**Activity**
The reply must repeat the listing below exactly and carry none of its pictures.

= = = = =

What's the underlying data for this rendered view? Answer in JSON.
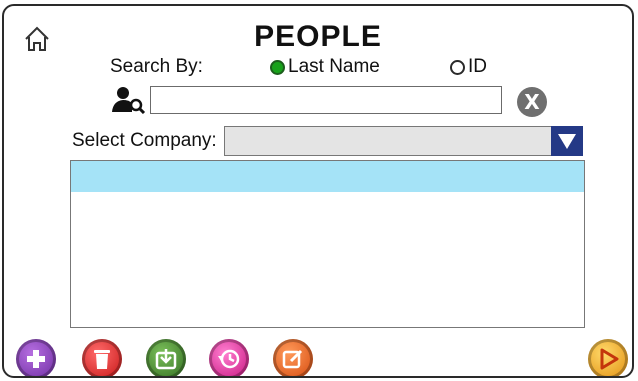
{
  "header": {
    "title": "PEOPLE"
  },
  "search": {
    "search_by_label": "Search By:",
    "options": [
      {
        "label": "Last Name",
        "selected": true
      },
      {
        "label": "ID",
        "selected": false
      }
    ],
    "value": "",
    "clear_symbol": "X"
  },
  "company": {
    "label": "Select Company:",
    "value": ""
  },
  "list": {
    "rows": [
      {
        "label": "",
        "highlighted": true
      }
    ]
  },
  "toolbar": {
    "buttons": [
      {
        "name": "add",
        "icon": "plus-icon"
      },
      {
        "name": "delete",
        "icon": "trash-icon"
      },
      {
        "name": "export",
        "icon": "download-tray-icon"
      },
      {
        "name": "history",
        "icon": "history-clock-icon"
      },
      {
        "name": "edit",
        "icon": "edit-pencil-icon"
      },
      {
        "name": "next",
        "icon": "play-arrow-icon"
      }
    ]
  },
  "colors": {
    "list_highlight": "#a5e3f7",
    "dropdown_button": "#243986",
    "radio_selected": "#18a21a"
  }
}
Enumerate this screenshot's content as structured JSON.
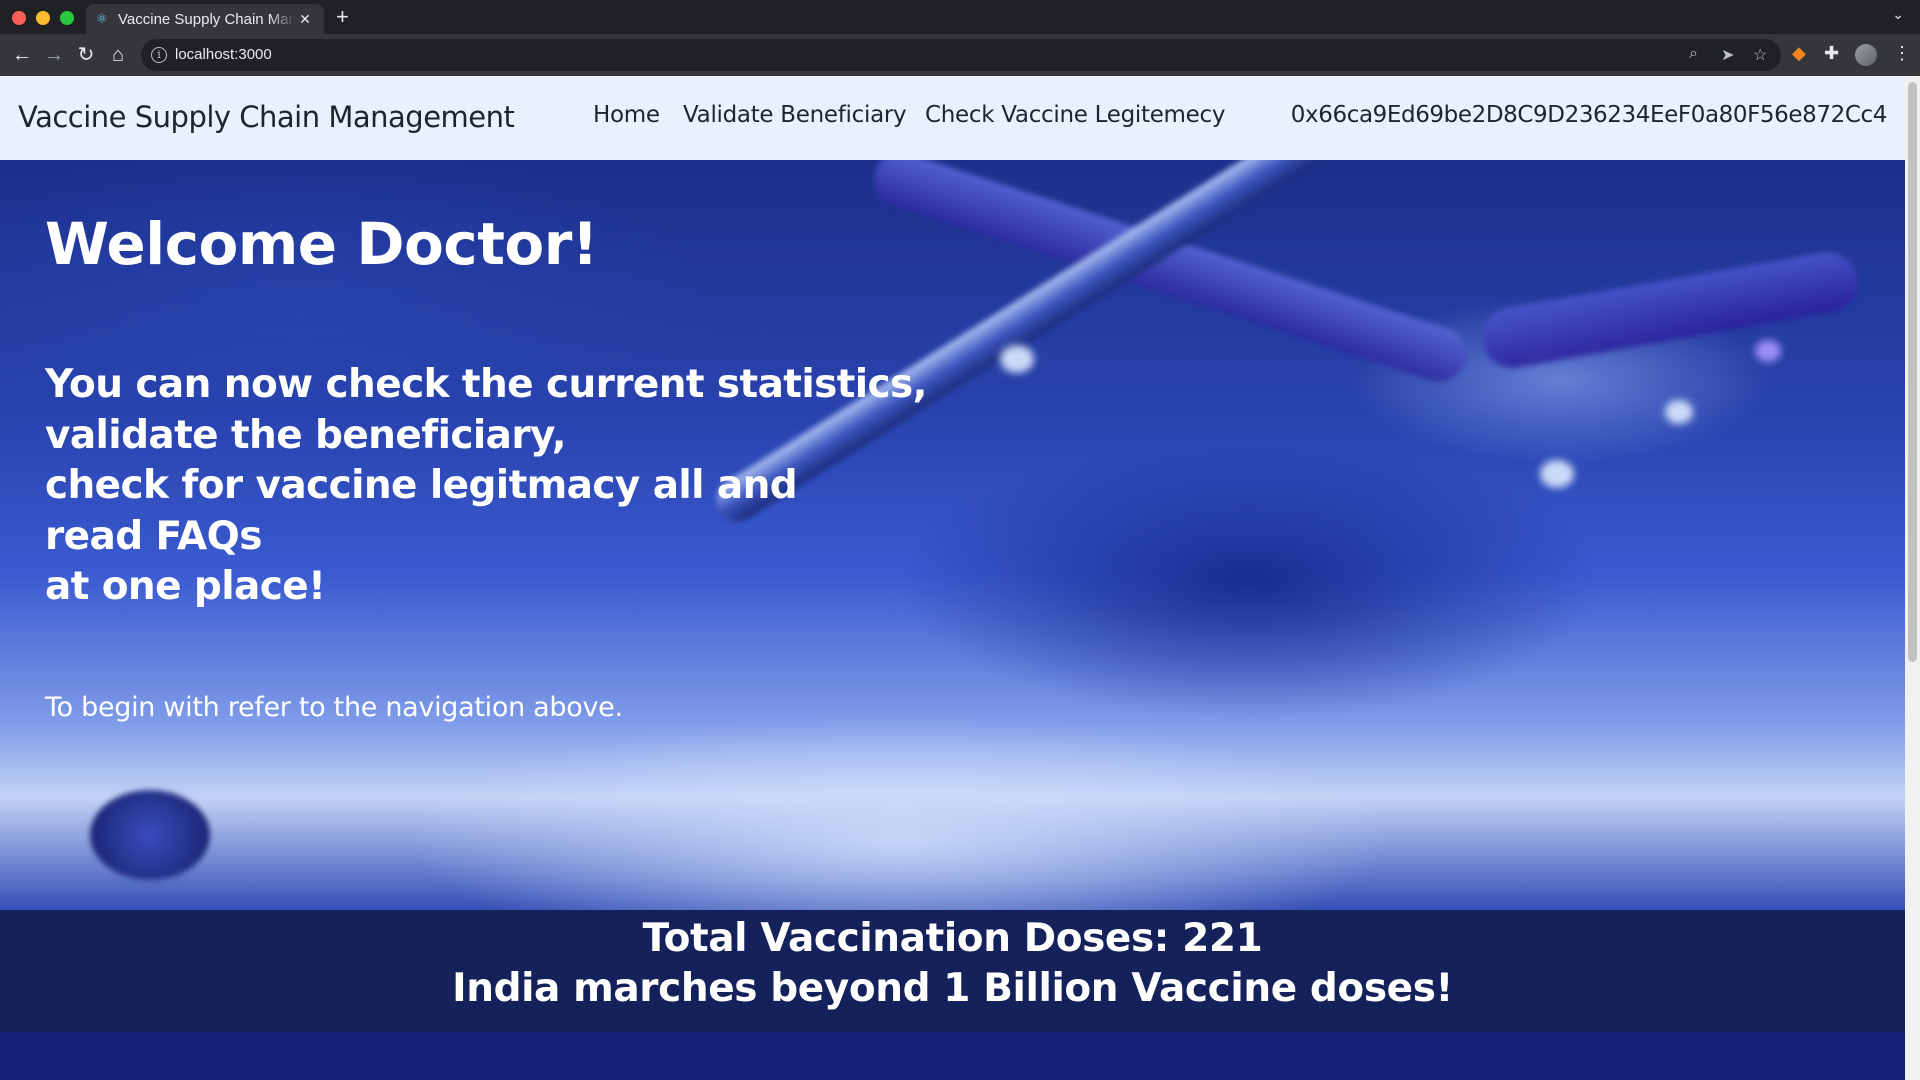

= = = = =

**Solution below**
What's the underlying data for this rendered view? Answer in JSON.
{
  "header": {
    "title": "PEOPLE"
  },
  "search": {
    "search_by_label": "Search By:",
    "options": [
      {
        "label": "Last Name",
        "selected": true
      },
      {
        "label": "ID",
        "selected": false
      }
    ],
    "value": "",
    "clear_symbol": "X"
  },
  "company": {
    "label": "Select Company:",
    "value": ""
  },
  "list": {
    "rows": [
      {
        "label": "",
        "highlighted": true
      }
    ]
  },
  "toolbar": {
    "buttons": [
      {
        "name": "add",
        "icon": "plus-icon"
      },
      {
        "name": "delete",
        "icon": "trash-icon"
      },
      {
        "name": "export",
        "icon": "download-tray-icon"
      },
      {
        "name": "history",
        "icon": "history-clock-icon"
      },
      {
        "name": "edit",
        "icon": "edit-pencil-icon"
      },
      {
        "name": "next",
        "icon": "play-arrow-icon"
      }
    ]
  },
  "colors": {
    "list_highlight": "#a5e3f7",
    "dropdown_button": "#243986",
    "radio_selected": "#18a21a"
  }
}
Enumerate this screenshot's content as structured JSON.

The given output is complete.